Post Granada we drove North and East through the Sierra Nevada Mountains to Alicante. First of all, did you know there is a Sierra-Nevada Mountain range in the west coast of the US and also a Sierra-Nevada Mountain range in Andalucia, Spain? Until this trip, I am certain I thought they were one and the same. Imagine a dinner party where I am nodding my head, fully understanding the geography of someone’s camping trip… not at all.
This is why we travel – we learn so much! And the mountains were breathtaking. Alicante is an interesting city – Santa Bárbara Castle stands proudly on Mount Benacantil in the centre of town. The marina is quite large and is also home to the VOLVO OCEAN RACE headquarters and museum. We went on the only day of the week the museum is closed, so our poor planning was also our loss. But we took time to check out both the old town and the marina area. Inside the VOR Headquarters we met the charismatic (and friend of Tony’s) CEO who took us in to see the technical nerve-center (main computer room) of the whole race operation. It was like a futuristic set in Star Trek. We were impressed, needless to say.
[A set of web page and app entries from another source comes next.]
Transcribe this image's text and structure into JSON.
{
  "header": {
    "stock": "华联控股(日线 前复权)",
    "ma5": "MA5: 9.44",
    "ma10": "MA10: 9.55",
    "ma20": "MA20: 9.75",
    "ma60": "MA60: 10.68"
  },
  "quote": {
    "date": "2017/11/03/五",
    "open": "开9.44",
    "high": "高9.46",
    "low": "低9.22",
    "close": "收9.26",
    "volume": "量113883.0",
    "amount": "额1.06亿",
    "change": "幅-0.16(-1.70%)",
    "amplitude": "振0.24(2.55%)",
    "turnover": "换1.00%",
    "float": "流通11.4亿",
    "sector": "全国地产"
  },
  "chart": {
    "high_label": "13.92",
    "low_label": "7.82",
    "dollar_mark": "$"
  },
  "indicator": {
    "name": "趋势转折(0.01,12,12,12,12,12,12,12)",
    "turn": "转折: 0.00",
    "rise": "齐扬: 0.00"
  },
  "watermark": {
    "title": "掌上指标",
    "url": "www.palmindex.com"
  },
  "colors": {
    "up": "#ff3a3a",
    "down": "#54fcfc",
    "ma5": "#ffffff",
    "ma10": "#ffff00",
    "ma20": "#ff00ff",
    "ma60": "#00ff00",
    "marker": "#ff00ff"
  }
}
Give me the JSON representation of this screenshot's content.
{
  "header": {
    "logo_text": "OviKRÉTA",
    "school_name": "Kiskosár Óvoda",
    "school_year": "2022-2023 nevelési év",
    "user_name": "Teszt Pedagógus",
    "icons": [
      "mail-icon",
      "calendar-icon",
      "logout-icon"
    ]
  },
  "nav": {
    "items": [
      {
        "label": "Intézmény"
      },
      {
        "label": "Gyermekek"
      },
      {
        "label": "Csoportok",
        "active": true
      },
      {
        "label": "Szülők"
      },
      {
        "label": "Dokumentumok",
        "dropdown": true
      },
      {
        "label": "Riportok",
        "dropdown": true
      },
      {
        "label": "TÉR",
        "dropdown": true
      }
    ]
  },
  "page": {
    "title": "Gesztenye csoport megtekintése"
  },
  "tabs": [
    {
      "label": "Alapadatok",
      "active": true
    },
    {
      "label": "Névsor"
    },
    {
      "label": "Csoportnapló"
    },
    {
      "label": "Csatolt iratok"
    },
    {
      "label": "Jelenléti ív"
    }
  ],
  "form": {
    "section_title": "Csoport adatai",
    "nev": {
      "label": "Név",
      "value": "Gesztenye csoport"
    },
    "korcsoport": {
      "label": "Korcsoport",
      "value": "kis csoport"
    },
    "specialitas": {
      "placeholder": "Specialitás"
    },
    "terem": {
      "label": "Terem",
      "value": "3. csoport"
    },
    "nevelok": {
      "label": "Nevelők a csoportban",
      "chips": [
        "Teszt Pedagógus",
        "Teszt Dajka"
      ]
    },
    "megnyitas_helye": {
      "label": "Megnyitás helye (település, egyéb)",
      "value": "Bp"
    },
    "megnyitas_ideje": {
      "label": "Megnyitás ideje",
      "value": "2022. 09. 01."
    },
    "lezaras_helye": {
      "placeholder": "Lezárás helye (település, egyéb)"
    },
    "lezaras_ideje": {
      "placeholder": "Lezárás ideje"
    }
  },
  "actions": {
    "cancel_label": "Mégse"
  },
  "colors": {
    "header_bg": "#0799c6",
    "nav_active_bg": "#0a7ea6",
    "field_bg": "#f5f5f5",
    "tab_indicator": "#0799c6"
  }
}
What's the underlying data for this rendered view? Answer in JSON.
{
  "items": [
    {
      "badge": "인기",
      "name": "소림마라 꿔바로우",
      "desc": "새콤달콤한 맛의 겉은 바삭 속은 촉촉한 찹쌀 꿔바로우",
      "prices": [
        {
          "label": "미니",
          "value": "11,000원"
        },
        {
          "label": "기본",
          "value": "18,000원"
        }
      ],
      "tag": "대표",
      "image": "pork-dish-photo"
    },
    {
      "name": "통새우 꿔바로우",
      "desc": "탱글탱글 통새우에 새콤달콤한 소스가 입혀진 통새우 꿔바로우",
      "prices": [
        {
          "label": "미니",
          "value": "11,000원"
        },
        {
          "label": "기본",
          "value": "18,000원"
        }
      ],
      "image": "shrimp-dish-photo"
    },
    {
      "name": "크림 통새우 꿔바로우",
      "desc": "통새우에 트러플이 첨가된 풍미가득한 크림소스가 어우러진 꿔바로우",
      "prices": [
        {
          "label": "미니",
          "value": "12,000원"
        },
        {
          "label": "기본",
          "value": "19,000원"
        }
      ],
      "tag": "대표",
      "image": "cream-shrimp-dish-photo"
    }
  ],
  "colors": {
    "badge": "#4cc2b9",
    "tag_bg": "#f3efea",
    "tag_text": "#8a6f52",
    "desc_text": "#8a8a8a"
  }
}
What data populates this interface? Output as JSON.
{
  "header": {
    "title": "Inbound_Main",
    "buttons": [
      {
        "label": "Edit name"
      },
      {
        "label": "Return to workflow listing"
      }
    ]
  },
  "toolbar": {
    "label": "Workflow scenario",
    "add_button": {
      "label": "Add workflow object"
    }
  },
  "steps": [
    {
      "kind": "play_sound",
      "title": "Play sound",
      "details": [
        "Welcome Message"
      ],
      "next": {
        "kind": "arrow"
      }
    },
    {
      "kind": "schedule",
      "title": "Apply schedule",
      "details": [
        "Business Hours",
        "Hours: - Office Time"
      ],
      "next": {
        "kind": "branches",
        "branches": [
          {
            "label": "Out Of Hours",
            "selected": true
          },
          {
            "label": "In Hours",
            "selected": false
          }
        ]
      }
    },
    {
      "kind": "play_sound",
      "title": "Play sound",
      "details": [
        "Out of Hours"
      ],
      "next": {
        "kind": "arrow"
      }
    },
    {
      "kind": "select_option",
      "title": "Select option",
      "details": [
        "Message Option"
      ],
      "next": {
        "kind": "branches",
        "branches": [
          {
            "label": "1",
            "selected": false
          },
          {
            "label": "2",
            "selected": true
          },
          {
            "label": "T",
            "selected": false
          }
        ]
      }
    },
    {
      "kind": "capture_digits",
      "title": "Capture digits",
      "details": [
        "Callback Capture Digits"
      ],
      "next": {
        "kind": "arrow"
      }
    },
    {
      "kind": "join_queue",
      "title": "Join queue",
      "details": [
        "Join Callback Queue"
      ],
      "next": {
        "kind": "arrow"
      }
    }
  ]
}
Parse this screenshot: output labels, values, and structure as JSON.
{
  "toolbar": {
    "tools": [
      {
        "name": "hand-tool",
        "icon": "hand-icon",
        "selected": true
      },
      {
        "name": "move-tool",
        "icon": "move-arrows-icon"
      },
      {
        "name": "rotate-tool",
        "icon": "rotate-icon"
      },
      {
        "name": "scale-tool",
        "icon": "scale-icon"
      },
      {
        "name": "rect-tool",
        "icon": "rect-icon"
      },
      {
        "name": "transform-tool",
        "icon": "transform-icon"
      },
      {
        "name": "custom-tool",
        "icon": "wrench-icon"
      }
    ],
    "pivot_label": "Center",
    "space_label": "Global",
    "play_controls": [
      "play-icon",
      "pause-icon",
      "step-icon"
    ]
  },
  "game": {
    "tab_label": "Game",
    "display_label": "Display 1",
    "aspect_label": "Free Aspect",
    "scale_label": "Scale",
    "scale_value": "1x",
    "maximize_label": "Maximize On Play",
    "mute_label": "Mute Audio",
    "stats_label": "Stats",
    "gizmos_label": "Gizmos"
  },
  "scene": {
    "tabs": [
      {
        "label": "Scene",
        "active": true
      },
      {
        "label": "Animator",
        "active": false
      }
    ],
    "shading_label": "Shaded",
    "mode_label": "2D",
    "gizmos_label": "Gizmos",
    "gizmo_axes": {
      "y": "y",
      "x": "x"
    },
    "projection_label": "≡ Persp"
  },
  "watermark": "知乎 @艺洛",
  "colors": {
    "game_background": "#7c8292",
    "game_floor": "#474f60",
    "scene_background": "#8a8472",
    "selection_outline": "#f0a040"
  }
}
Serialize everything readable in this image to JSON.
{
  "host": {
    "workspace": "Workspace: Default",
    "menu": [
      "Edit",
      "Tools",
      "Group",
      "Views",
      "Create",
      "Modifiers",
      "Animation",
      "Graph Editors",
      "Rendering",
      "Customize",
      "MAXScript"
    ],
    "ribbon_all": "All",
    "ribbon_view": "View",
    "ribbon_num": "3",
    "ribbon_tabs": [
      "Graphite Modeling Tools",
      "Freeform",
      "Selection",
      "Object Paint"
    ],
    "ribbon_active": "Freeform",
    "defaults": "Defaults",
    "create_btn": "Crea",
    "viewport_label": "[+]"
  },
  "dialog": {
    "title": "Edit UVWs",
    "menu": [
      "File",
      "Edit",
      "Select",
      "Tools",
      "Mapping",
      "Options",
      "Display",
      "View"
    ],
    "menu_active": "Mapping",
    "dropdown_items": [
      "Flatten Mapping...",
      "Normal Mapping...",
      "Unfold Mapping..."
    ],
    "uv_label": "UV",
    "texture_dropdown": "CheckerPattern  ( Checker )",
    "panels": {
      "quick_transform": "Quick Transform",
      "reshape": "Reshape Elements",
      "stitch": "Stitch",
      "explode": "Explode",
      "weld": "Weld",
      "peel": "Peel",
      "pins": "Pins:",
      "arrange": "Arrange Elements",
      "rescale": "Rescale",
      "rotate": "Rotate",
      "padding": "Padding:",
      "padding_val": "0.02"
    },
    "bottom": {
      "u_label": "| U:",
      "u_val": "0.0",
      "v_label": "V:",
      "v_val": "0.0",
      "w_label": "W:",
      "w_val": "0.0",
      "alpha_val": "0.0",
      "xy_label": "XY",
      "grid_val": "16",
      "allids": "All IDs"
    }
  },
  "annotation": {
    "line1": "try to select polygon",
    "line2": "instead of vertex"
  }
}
(above) Volvo Ocean Race Headquarters and old town in Alicante. Next, we pressed on to the Spanish city we love most: Valencia.
We spent a week in Valencia seeing many friends. Tony had meetings in Genoa for 4 days, so the kids and I spent our time in the city seeing our favorite old sites. We strolled the Mercado Colon and the Serano Towers, and shopped in our favorite shops. We had school each morning in the apartment (provided by our dear friend, “aunt” Eva), and got out in the town for the afternoons. The kids studied their Spanish in a fever – wanting to use their new vocabulary at every possible chance.
Night view from our nicely located apartment balcony, above.
Mercado Colon, below.
We spent a full day each at the Príncipe Felipe Science Museum and L’Oceanogràfic, Europe’s largest aquarium. We took in an IMAX movie about turtles at the L’Hemisfèric Cinema-Planetarium… we are in awe of Spanish open-space Architect Santiago Calatrava. Calatrava was commissioned recently in NYC to design one of the 9/11 Memorial structures. We visited it in August and it was spectacular. Here is a photo of it still under construction:
You can see his style – it is unmistakable.
We had nightly dinners with friends and strolled our old neighborhood on Calle Andres Mancebo. We love this town and we love our Spanish family there. Most rewarding to our souls, was re-learning how to enjoy a five-hour lunch (divine!) and taking full advantage of the Spanish meal schedule:
- Desayuno (morning breakfast)
- Almuerzo (late morning snack + cafe)
- Comida (lunch)
- Merienda (early evening snack – usually pastries or jamon serrano)
- Cena (dinner)
With America-style mini-snacks of helado (ice creams) in between.
Our friends are like family in Valencia and seeing them causes us to lament the miles between us. We are fortunate to see them as often as we do.